> **Work order**
All lines with the word "Chairs" are to be found and copied from the listing.

> **Material for this exercise**

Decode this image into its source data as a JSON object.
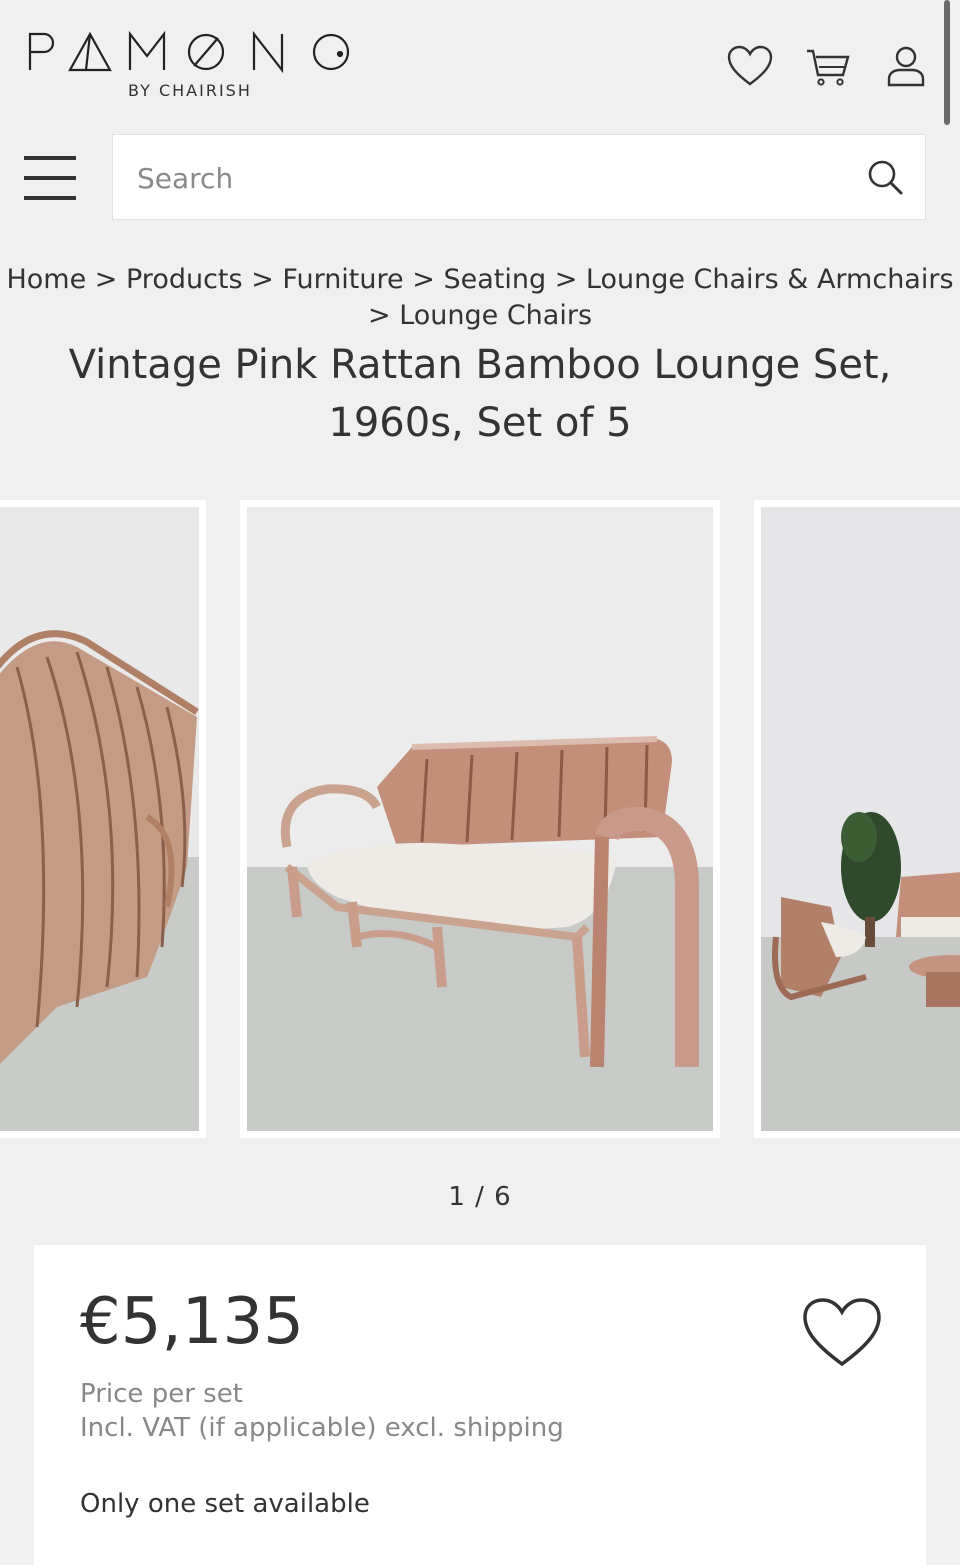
{
  "brand": {
    "name_letters": [
      "P",
      "A",
      "M",
      "O",
      "N",
      "O"
    ],
    "tagline": "BY CHAIRISH"
  },
  "header": {
    "icons": [
      "heart-icon",
      "cart-icon",
      "user-icon"
    ]
  },
  "search": {
    "placeholder": "Search"
  },
  "breadcrumb": {
    "items": [
      "Home",
      "Products",
      "Furniture",
      "Seating",
      "Lounge Chairs & Armchairs",
      "Lounge Chairs"
    ],
    "separator": ">"
  },
  "product": {
    "title": "Vintage Pink Rattan Bamboo Lounge Set, 1960s, Set of 5",
    "gallery_counter": "1 / 6",
    "price": "€5,135",
    "price_unit": "Price per set",
    "price_terms": "Incl. VAT (if applicable) excl. shipping",
    "availability": "Only one set available"
  },
  "colors": {
    "background": "#f0f0f0",
    "text": "#333333",
    "muted": "#888888",
    "rattan": "#c48f7a"
  }
}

> **Solution to this task**
      "Lounge Chairs & Armchairs",
      "Lounge Chairs"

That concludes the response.